• Between 1999 and 2012, opioid-related deaths over tripled from 1.4 to 5.1 per 100,000.
• Opioid painkillers are the most common prescription medication related to overdose deaths.
• A drug called naloxone can treat opioid overdoses. Administration of the treatment is easy because it can be sprayed into an unconscious person’s nose, does not require intravenous access, and reduces needle prick risks.
• Many states have reduced restrictions of naloxone use by emergency responders and have developed programs for naloxone distribution to opioid abusers in order to reduce opioid-associated mortality. There are at least 188 programs that currently distribute naloxone throughout the U.S.
• Over 10,000 successful opioid overdose reversals were reported between 1996 and 2010 by naloxone distribution programs. This shows that naloxone can prevent overdose death when administered by bystanders with limited training.
• Amended laws in 30 states now make it easier for medical professionals to prescribe and dispense naloxone, and for bystanders to administer it, by removing or reducing liability if something goes wrong.
• Good Samaritan Laws allow bystanders to call 911 to report an overdose without fear of arrest (Law Atlas The Policy Surveillance Portal, 2015).

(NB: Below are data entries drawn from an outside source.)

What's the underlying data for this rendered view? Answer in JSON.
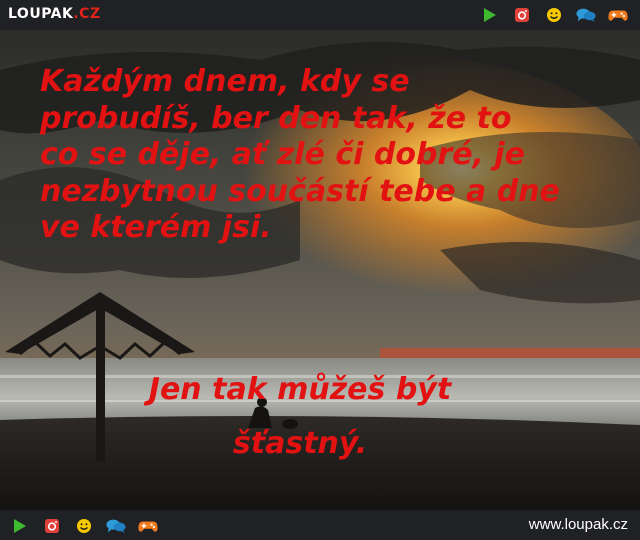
{
  "header": {
    "logo_main": "LOUPAK",
    "logo_tld": ".CZ",
    "icons": [
      "play-icon",
      "instagram-icon",
      "smiley-icon",
      "chat-icon",
      "gamepad-icon"
    ]
  },
  "quote": {
    "text": "Každým dnem, kdy se probudíš, ber den tak, že to co se děje, ať zlé či dobré, je nezbytnou součástí tebe a dne ve kterém jsi.",
    "line2": "Jen tak můžeš být",
    "line3": "šťastný."
  },
  "footer": {
    "site": "www.loupak.cz",
    "icons": [
      "play-icon",
      "instagram-icon",
      "smiley-icon",
      "chat-icon",
      "gamepad-icon"
    ]
  },
  "colors": {
    "quote": "#e31212",
    "bar": "#1f2124",
    "play": "#3db82f",
    "instagram": "#e0403a",
    "smiley": "#f5c800",
    "chat": "#2f9ad8",
    "gamepad": "#f07a1e"
  }
}
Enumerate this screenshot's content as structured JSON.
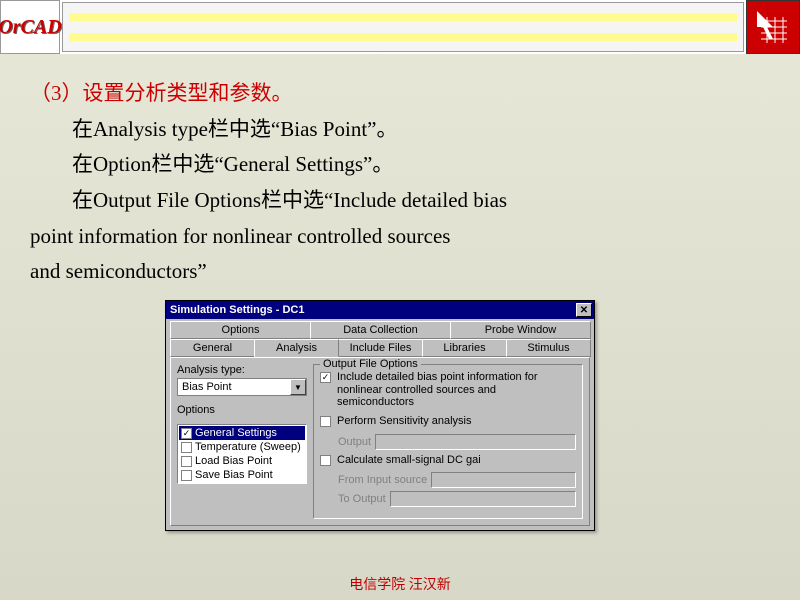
{
  "logo": "OrCAD",
  "heading": "（3）设置分析类型和参数。",
  "p1": "在Analysis type栏中选“Bias Point”。",
  "p2": "在Option栏中选“General Settings”。",
  "p3a": "在Output File Options栏中选“Include detailed bias",
  "p3b": "point information for nonlinear controlled sources",
  "p3c": "and semiconductors”",
  "dialog": {
    "title": "Simulation Settings - DC1",
    "tabs_top": [
      "Options",
      "Data Collection",
      "Probe Window"
    ],
    "tabs_bottom": [
      "General",
      "Analysis",
      "Include Files",
      "Libraries",
      "Stimulus"
    ],
    "active_tab": "Analysis",
    "analysis_type_label": "Analysis type:",
    "analysis_type_value": "Bias Point",
    "options_label": "Options",
    "options_items": [
      {
        "label": "General Settings",
        "checked": true,
        "selected": true
      },
      {
        "label": "Temperature (Sweep)",
        "checked": false,
        "selected": false
      },
      {
        "label": "Load Bias Point",
        "checked": false,
        "selected": false
      },
      {
        "label": "Save Bias Point",
        "checked": false,
        "selected": false
      }
    ],
    "ofo_title": "Output File Options",
    "ofo_check1": "Include detailed bias point information for nonlinear controlled sources and semiconductors",
    "ofo_check1_checked": true,
    "ofo_check2": "Perform Sensitivity analysis",
    "ofo_check2_checked": false,
    "ofo_output_label": "Output",
    "ofo_check3": "Calculate small-signal DC gai",
    "ofo_check3_checked": false,
    "ofo_from_label": "From Input source",
    "ofo_to_label": "To Output"
  },
  "footer": "电信学院 汪汉新"
}
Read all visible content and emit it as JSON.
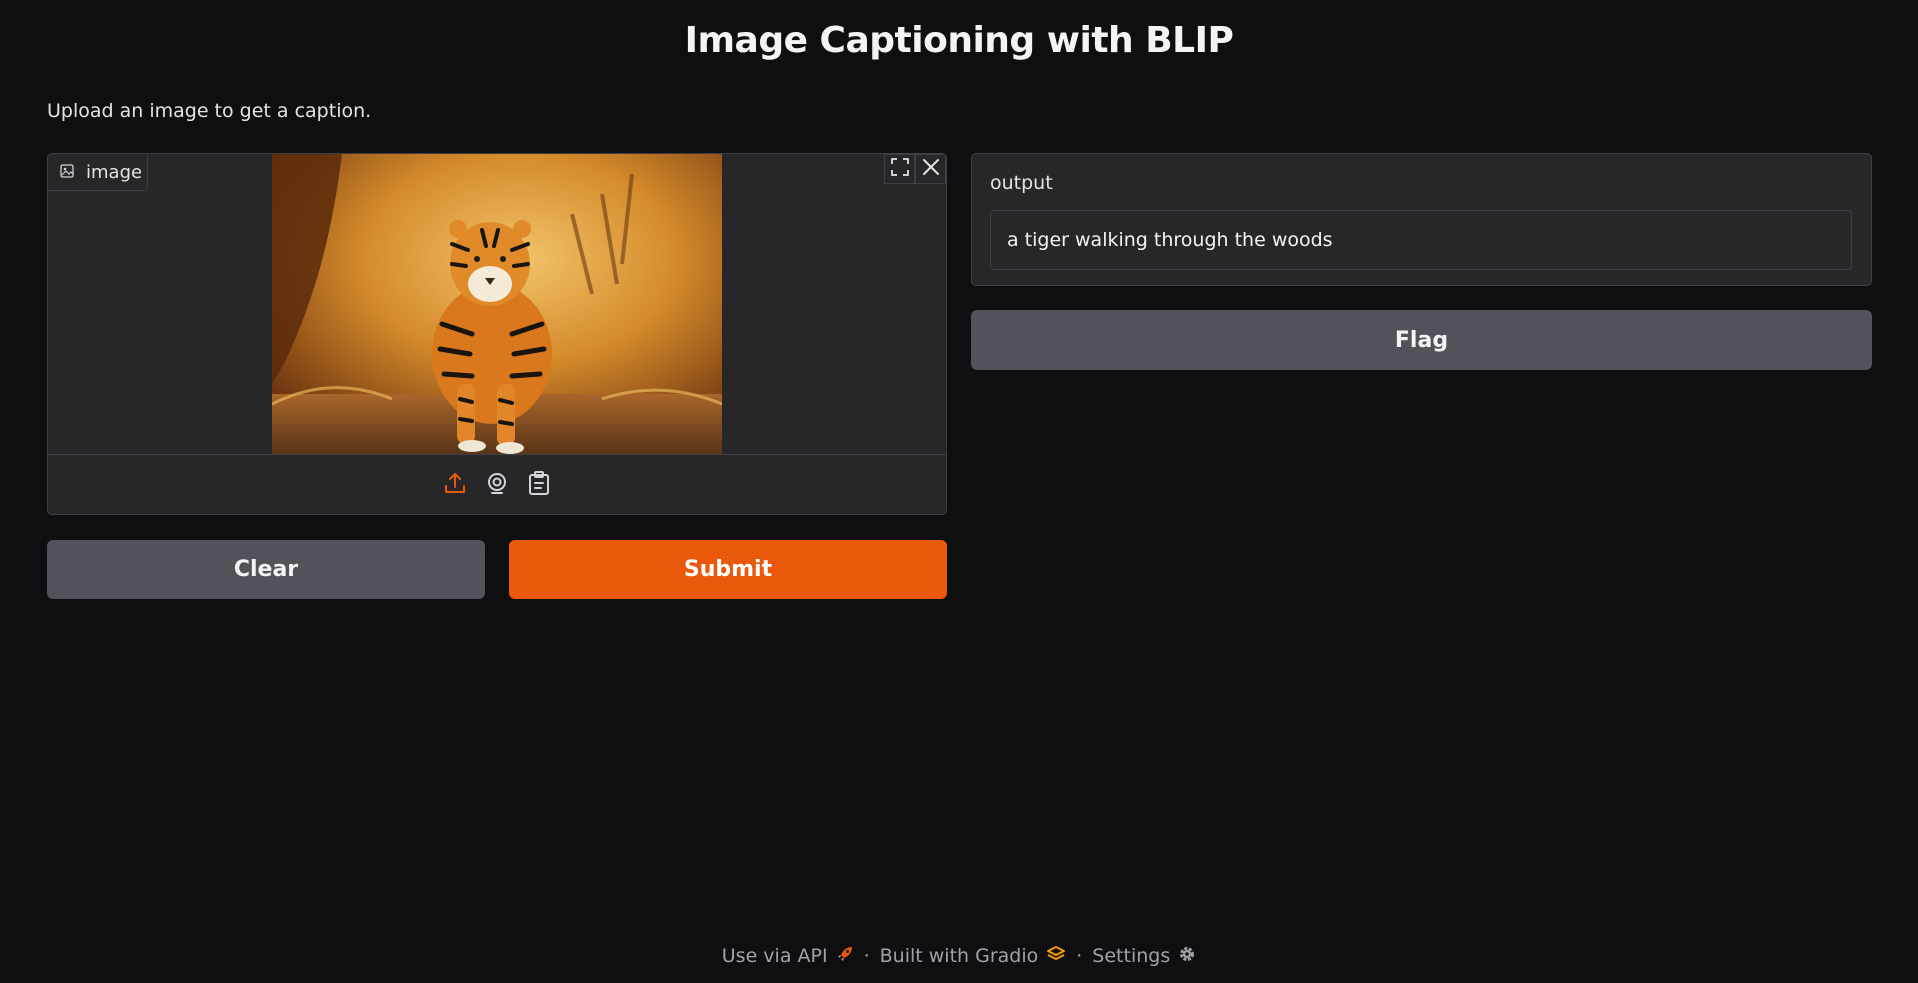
{
  "page": {
    "title": "Image Captioning with BLIP",
    "description": "Upload an image to get a caption."
  },
  "input": {
    "label": "image",
    "icons": [
      "image-icon",
      "fullscreen-icon",
      "close-icon",
      "upload-icon",
      "webcam-icon",
      "clipboard-icon"
    ]
  },
  "buttons": {
    "clear": "Clear",
    "submit": "Submit",
    "flag": "Flag"
  },
  "output": {
    "label": "output",
    "value": "a tiger walking through the woods"
  },
  "footer": {
    "api": "Use via API",
    "built": "Built with Gradio",
    "settings": "Settings",
    "separator": "·"
  },
  "colors": {
    "background": "#0f0f11",
    "panel": "#27272a",
    "primary": "#ea580c",
    "secondary": "#52525b"
  }
}
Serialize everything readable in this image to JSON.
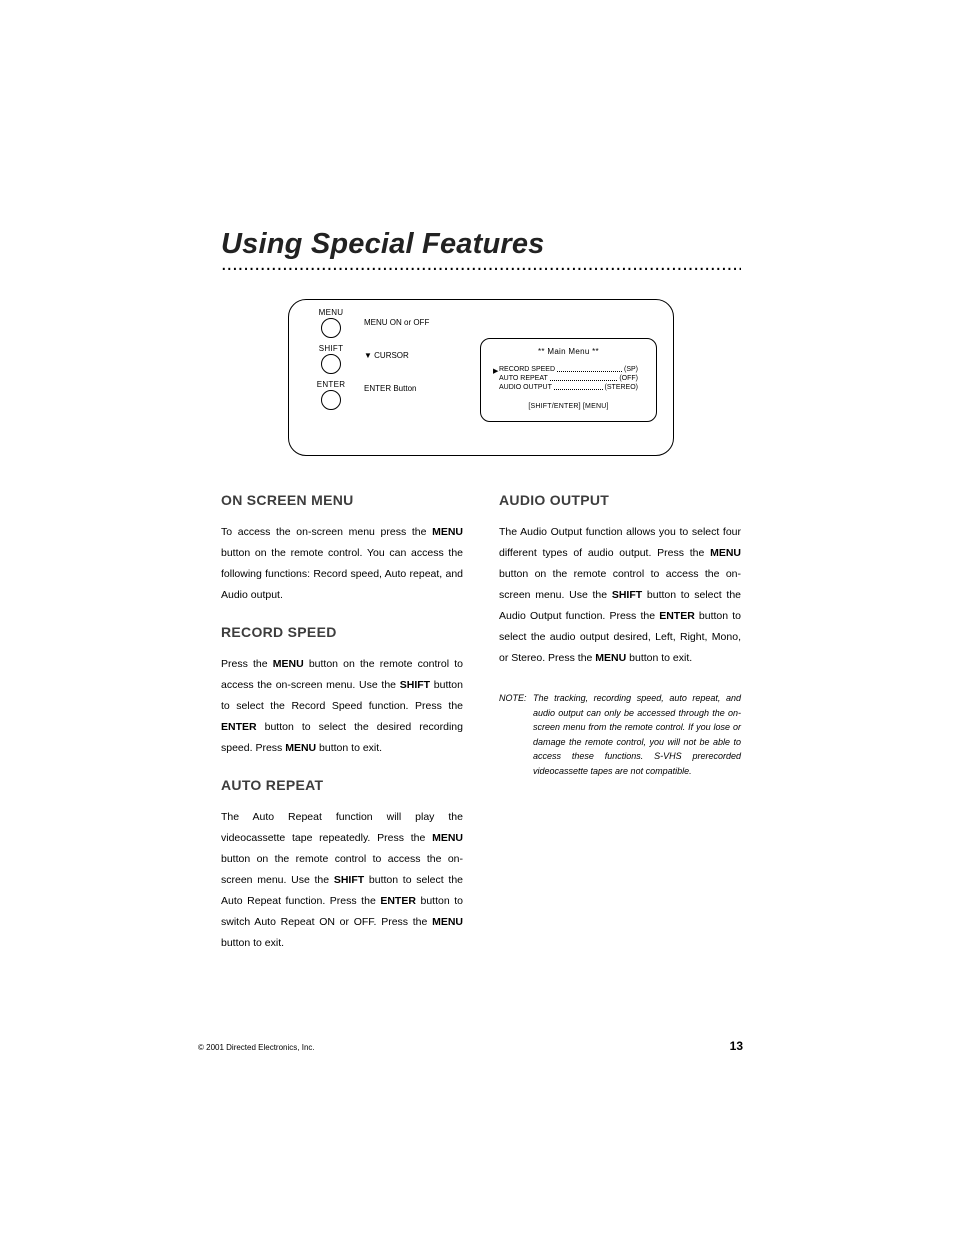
{
  "title": "Using Special Features",
  "diagram": {
    "buttons": [
      "MENU",
      "SHIFT",
      "ENTER"
    ],
    "descriptions": [
      "MENU ON or OFF",
      "▼ CURSOR",
      "ENTER Button"
    ],
    "osd": {
      "title": "** Main Menu **",
      "rows": [
        {
          "label": "RECORD SPEED",
          "value": "(SP)"
        },
        {
          "label": "AUTO REPEAT",
          "value": "(OFF)"
        },
        {
          "label": "AUDIO OUTPUT",
          "value": "(STEREO)"
        }
      ],
      "marker": "▶",
      "bottom": "[SHIFT/ENTER]   [MENU]"
    }
  },
  "left": {
    "s1": {
      "h": "ON SCREEN MENU",
      "p": {
        "t1": "To access the on-screen menu press the ",
        "b1": "MENU",
        "t2": " button on the remote control. You can access the following functions: Record speed, Auto repeat, and Audio output."
      }
    },
    "s2": {
      "h": "RECORD SPEED",
      "p": {
        "t1": "Press the ",
        "b1": "MENU",
        "t2": " button on the remote control to access the on-screen menu. Use the ",
        "b2": "SHIFT",
        "t3": " button to select the Record Speed function. Press the ",
        "b3": "ENTER",
        "t4": " button to select the desired recording speed. Press ",
        "b4": "MENU",
        "t5": " button to exit."
      }
    },
    "s3": {
      "h": "AUTO REPEAT",
      "p": {
        "t1": "The Auto Repeat function will play the videocassette tape repeatedly. Press the ",
        "b1": "MENU",
        "t2": " button on the remote control to access the on-screen menu. Use the ",
        "b2": "SHIFT",
        "t3": " button to select the Auto Repeat function. Press the ",
        "b3": "ENTER",
        "t4": " button to switch Auto Repeat ON or OFF. Press the ",
        "b4": "MENU",
        "t5": " button to exit."
      }
    }
  },
  "right": {
    "s1": {
      "h": "AUDIO OUTPUT",
      "p": {
        "t1": "The Audio Output function allows you to select four different types of audio output. Press the ",
        "b1": "MENU",
        "t2": " button on the remote control to access the on-screen menu. Use the ",
        "b2": "SHIFT",
        "t3": " button to select the Audio Output function. Press the ",
        "b3": "ENTER",
        "t4": " button to select the audio output desired, Left, Right, Mono, or Stereo. Press the ",
        "b4": "MENU",
        "t5": " button to exit."
      }
    },
    "note": {
      "label": "NOTE:",
      "text": "The tracking, recording speed, auto repeat, and audio output can only be accessed through the on- screen menu from the remote control. If you lose or damage the remote control, you will not be able to access these functions. S-VHS prerecorded videocassette tapes are not compatible."
    }
  },
  "footer": {
    "copyright": "© 2001 Directed Electronics, Inc.",
    "page": "13"
  }
}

• A community-based prevention program, Project Lazarus, partnered with local physicians and provided naloxone as part of their routine medical care to both suspected opioid abusers and pain patients who were at high risk for overdose. They also provided enhanced education for prescribing physicians. In that program, opioid-associated deaths decreased by 50% in one year.
In the last two decades, opioid prescribing has increased considerably in the U.S. This is partly due to significant changes in clinical practice guidelines for improved pain control. This may have lead to broader opioid prescribing for chronic pain leading to increased availability of opioids, and increased marketing of opioids. Naloxone is a therapeutic drug used for opioid overdose reversal currently used by first responders and hospitals. Overall, naloxone distribution and training programs have shown to be effective in reducing opioid associated mortality.
Coe, M.A., and Walsh, S.L. (2015).Distribution of naloxone for overdose prevention to chronic pain patients. Preventative Medicine. 80:41-43.